→ WHAT YOU NEED TO DO:
For every line in the records below that contains the word "hair", add one to a count, and report only that count.

→ WORKING DATA:
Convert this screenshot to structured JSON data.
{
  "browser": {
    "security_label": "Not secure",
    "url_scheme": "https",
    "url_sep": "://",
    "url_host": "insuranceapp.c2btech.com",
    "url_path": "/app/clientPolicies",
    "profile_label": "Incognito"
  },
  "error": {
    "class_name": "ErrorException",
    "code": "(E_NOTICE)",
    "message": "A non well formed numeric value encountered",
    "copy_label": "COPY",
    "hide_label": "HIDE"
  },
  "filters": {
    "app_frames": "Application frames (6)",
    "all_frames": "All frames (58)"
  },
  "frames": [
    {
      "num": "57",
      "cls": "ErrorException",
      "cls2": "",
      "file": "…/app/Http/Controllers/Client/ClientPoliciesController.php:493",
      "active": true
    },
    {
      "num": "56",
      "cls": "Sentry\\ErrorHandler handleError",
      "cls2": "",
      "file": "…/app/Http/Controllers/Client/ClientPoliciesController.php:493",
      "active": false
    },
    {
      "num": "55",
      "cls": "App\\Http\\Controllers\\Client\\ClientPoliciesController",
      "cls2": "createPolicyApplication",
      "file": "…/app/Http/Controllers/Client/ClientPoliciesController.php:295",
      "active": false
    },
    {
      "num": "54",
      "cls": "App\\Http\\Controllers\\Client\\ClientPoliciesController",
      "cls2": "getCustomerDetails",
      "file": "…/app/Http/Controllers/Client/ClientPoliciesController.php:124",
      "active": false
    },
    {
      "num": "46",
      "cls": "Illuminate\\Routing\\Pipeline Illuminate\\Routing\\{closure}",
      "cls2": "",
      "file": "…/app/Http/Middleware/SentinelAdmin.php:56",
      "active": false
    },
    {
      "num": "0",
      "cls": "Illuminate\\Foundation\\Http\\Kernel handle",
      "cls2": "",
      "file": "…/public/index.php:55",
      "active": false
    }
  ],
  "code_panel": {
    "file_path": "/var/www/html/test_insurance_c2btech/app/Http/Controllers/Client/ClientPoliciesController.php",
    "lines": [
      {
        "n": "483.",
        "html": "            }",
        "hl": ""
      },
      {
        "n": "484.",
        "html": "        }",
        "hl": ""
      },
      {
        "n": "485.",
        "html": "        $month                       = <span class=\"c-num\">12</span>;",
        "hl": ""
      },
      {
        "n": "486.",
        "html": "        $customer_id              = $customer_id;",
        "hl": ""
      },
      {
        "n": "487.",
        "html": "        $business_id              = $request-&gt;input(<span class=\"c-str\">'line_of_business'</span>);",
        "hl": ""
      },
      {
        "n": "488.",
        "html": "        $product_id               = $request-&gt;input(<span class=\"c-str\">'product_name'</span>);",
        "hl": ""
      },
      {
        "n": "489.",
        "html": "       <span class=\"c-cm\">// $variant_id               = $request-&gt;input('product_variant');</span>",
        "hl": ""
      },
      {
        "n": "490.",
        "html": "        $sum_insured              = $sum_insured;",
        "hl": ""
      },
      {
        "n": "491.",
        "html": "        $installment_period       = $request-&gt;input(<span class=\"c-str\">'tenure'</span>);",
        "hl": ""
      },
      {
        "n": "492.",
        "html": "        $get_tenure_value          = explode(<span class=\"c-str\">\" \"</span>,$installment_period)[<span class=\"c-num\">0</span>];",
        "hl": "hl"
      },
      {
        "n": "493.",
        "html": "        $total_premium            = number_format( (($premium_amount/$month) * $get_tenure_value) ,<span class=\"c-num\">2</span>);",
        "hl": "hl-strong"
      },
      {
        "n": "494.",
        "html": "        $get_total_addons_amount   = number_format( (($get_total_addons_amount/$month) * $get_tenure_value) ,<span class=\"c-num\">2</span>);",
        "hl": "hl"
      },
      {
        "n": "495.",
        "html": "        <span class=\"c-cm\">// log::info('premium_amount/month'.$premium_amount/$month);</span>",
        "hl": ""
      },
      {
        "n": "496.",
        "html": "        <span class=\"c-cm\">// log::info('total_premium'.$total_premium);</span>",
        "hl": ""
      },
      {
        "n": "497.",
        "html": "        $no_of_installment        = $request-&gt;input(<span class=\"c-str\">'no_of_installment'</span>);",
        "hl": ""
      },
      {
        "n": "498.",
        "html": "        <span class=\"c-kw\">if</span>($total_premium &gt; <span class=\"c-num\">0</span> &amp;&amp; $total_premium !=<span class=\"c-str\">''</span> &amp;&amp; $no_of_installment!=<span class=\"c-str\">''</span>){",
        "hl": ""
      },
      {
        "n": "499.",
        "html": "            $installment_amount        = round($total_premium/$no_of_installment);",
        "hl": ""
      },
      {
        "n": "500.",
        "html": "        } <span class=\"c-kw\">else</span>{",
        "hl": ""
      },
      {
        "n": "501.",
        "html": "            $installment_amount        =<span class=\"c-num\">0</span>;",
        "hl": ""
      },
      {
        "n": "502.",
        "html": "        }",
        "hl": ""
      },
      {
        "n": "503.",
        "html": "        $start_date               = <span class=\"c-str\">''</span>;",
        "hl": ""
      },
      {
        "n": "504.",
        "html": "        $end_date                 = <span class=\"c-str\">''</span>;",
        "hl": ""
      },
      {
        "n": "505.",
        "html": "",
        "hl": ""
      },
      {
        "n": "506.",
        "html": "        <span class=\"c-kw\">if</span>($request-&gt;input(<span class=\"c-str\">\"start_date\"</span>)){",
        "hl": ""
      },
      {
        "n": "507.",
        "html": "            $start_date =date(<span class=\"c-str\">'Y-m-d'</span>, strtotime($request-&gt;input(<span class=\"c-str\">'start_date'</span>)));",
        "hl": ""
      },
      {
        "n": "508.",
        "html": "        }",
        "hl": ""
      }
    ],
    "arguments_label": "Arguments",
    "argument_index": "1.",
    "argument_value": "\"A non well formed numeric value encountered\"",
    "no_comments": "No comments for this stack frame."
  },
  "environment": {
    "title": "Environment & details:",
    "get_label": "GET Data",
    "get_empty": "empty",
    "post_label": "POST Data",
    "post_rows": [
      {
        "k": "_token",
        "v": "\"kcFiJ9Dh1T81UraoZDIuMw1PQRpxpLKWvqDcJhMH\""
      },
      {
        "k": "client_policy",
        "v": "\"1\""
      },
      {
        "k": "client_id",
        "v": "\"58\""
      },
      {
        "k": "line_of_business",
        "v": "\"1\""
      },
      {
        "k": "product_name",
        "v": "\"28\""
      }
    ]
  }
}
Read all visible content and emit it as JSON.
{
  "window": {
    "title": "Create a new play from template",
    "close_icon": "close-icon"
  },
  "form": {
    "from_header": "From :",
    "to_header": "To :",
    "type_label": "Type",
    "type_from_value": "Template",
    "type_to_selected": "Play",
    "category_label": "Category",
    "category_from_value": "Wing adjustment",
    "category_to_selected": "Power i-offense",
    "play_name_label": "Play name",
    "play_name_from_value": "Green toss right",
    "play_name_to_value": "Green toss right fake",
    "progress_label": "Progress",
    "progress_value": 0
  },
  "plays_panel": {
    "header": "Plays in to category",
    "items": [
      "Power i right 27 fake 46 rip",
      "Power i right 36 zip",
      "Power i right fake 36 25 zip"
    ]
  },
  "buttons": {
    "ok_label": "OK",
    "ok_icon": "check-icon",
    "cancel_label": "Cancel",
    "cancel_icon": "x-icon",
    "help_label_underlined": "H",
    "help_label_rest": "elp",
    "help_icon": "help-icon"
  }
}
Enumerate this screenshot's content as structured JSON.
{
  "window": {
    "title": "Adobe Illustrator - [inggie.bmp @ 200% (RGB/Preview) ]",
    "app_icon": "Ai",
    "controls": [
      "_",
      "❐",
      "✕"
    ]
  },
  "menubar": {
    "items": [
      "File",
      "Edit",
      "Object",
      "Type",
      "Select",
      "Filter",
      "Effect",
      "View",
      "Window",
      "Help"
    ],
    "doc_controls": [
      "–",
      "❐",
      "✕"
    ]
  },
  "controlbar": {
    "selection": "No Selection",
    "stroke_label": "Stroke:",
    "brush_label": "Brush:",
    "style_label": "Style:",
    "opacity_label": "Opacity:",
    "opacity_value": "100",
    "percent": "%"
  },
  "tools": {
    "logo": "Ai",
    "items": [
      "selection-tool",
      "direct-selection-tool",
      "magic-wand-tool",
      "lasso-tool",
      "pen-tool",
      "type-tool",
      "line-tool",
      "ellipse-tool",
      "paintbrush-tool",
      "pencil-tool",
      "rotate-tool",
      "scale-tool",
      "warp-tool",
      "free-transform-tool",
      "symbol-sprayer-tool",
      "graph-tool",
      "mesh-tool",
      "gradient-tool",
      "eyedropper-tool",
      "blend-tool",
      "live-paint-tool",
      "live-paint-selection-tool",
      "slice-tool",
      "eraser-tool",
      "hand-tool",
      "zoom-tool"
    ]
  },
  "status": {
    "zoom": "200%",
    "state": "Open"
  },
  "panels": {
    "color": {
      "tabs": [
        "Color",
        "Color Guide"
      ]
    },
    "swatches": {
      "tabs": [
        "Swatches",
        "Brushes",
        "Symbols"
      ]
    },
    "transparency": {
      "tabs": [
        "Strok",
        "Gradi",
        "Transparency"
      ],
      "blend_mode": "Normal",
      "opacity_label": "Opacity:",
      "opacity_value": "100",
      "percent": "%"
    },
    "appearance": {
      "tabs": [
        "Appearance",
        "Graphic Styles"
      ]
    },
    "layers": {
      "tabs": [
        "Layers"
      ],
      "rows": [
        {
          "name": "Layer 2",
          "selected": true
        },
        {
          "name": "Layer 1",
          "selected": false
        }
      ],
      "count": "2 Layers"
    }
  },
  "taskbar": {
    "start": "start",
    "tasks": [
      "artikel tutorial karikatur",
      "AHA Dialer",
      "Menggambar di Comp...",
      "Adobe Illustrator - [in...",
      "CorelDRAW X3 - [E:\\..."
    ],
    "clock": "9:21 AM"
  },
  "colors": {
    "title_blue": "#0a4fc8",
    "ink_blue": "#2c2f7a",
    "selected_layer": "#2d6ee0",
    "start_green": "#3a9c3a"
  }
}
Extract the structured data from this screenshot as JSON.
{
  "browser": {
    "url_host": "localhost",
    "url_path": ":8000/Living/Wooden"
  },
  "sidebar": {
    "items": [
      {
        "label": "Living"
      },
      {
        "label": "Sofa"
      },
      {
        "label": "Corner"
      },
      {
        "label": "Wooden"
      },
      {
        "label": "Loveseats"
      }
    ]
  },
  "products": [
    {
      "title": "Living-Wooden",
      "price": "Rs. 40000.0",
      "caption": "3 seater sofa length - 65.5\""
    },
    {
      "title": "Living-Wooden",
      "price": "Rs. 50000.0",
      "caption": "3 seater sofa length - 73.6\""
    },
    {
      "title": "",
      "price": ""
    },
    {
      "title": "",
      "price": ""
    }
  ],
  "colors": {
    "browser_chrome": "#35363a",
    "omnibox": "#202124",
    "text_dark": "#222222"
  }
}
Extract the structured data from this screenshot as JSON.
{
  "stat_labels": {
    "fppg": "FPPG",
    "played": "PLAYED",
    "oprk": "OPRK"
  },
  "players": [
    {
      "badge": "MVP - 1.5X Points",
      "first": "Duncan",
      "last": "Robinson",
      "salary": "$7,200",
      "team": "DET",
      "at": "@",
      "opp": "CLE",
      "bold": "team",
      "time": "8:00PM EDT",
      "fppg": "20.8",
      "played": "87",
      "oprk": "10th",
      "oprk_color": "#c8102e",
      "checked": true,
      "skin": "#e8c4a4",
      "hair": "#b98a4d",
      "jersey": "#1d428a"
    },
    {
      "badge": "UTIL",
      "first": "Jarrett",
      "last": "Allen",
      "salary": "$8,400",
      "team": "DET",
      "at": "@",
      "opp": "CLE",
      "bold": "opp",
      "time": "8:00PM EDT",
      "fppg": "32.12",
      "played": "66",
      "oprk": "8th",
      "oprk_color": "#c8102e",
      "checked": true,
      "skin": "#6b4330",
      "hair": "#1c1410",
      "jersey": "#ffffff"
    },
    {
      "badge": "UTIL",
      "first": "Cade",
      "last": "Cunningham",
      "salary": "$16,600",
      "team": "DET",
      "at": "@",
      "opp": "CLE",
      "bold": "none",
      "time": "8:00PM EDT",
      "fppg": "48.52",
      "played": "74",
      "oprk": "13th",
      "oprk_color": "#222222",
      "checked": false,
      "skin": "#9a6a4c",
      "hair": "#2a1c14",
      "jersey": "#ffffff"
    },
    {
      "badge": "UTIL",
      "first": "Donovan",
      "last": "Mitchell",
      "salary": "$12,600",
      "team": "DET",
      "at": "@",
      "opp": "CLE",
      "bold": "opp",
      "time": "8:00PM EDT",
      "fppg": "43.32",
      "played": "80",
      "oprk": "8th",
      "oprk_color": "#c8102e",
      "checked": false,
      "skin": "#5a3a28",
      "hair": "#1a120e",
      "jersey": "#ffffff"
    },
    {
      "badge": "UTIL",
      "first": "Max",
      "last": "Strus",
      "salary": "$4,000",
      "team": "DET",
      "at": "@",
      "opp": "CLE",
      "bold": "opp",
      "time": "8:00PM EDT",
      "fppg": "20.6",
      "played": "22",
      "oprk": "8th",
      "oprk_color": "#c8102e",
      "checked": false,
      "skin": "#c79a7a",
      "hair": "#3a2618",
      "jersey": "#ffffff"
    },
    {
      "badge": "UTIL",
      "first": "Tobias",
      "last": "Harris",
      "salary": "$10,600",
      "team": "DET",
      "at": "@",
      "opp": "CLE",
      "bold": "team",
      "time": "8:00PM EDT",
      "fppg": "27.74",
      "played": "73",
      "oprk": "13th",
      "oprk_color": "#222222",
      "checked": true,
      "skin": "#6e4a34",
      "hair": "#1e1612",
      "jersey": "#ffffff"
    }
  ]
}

→ REPLY:
6